Mary Holm is on holiday until January 26. While she's away, we're publishing edited extracts from her new book Rich Enough? A Laid-Back Guide for Every Kiwi.
There are lots of ways you can make retirement easier financially. One obvious way is to retire later.
While younger readers are likely to find that NZ Super will start at an older age than 65, many people are already retiring later than that age anyway.
This is no doubt partly because people in their mid 60s tend to be healthier than a generation ago, and they expect to live longer.
Workforce participation – part-time and fulltime – for people aged 65 and over has soared in the past 30 years or so.
According to Stats NZ, from 1990 to 2018, the percentage of people aged 65 to 69 in work more than quadrupled — from 10.2 per cent to 44.5 per cent.
And the percentage of people aged 70 and over in work more than tripled from 4.4 per cent to 13.6 per cent.
And the numbers, and percentages, of older workers are expected to keep rising.

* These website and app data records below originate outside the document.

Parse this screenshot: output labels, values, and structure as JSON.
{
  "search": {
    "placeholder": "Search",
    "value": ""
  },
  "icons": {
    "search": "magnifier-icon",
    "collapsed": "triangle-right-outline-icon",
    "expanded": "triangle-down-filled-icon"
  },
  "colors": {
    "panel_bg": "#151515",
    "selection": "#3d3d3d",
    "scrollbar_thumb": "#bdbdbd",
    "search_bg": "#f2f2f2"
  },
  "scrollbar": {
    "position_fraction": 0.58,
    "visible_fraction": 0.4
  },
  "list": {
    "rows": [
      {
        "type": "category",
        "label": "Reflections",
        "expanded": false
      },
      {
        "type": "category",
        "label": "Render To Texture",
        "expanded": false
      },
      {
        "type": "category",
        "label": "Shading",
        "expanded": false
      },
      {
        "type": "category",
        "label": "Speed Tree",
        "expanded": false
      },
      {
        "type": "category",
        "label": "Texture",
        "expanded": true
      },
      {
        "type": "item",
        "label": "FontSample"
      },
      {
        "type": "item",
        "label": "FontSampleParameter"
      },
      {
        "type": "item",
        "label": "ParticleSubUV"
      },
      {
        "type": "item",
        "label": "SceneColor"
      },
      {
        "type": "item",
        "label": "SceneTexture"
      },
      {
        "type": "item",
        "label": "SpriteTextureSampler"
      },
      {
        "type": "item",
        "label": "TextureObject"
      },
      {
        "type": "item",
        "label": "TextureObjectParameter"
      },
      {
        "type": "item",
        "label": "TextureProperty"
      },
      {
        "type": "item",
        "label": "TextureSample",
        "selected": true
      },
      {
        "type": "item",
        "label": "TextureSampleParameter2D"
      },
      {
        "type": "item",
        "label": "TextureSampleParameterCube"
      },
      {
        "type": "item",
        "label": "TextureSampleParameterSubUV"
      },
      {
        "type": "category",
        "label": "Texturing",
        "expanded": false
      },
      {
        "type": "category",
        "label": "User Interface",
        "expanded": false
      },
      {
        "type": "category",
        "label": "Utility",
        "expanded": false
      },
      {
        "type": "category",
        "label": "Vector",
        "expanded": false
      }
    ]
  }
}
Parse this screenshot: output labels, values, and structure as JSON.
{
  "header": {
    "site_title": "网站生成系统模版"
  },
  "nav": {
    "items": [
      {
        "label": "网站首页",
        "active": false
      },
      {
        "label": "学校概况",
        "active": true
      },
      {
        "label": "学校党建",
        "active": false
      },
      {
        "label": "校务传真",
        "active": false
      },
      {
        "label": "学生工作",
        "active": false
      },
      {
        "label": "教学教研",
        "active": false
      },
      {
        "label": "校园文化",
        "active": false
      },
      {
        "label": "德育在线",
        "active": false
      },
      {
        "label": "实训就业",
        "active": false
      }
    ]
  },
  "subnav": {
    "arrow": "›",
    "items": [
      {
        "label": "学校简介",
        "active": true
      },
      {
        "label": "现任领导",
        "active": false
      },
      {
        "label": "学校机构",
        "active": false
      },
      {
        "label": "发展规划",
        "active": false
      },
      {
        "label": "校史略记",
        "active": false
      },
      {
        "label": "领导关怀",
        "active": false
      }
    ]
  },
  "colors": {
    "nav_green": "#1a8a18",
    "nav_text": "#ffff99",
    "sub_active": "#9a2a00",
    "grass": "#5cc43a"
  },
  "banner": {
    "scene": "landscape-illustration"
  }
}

Working in your late 60s may become the norm.
Continuing to work has strong appeal for some people, and the opposite for others.
In a 2018 survey of people aged over 65, BNZ found two-thirds want to keep working because of the "value and satisfaction it brings" or the ability to use their skills and talents.
And more than half want to work for the social contact.
However, close to a third said they need to work to get the money to pay their bills.
Whether you want to keep working or have to keep working as you get older, there are two pluses to doing so. For every year you keep working:
• You can save for one more year.
• You have one less year of retirement to fund with your savings.
Because of this double-barrelled effect, continuing to work past the usual retirement age can make a surprisingly big difference to how much you need to save for retirement.
How much? I worked through an example for a 50-year-old regular saver on an online retirement savings calculator.
The relative spending numbers are what matter. I found:
• If that person retires at 65 they could spend $610 a week from their savings.
• If they retire at 67 it would be $730 a week.
• And if they work until 70 it would be $970 a week.
That's more than one and a half times the amount at age 65.
"That's all very well," you might be saying. "But I'm not sure I'll be able to keep my job as I get older."
There's no doubt that some employers discriminate on the basis of age.
But you don't have to keep the same job, or even the same type of work.
What are you good at or love doing? Turn what was an interest into a part-time job. I've known people to make good money consulting, tutoring or teaching their hobby.
How about setting yourself up as a cake decorator or home handyman? One former chief executive of a large company thoroughly enjoys mowing lawns in his suburb, and chatting with the residents in the process.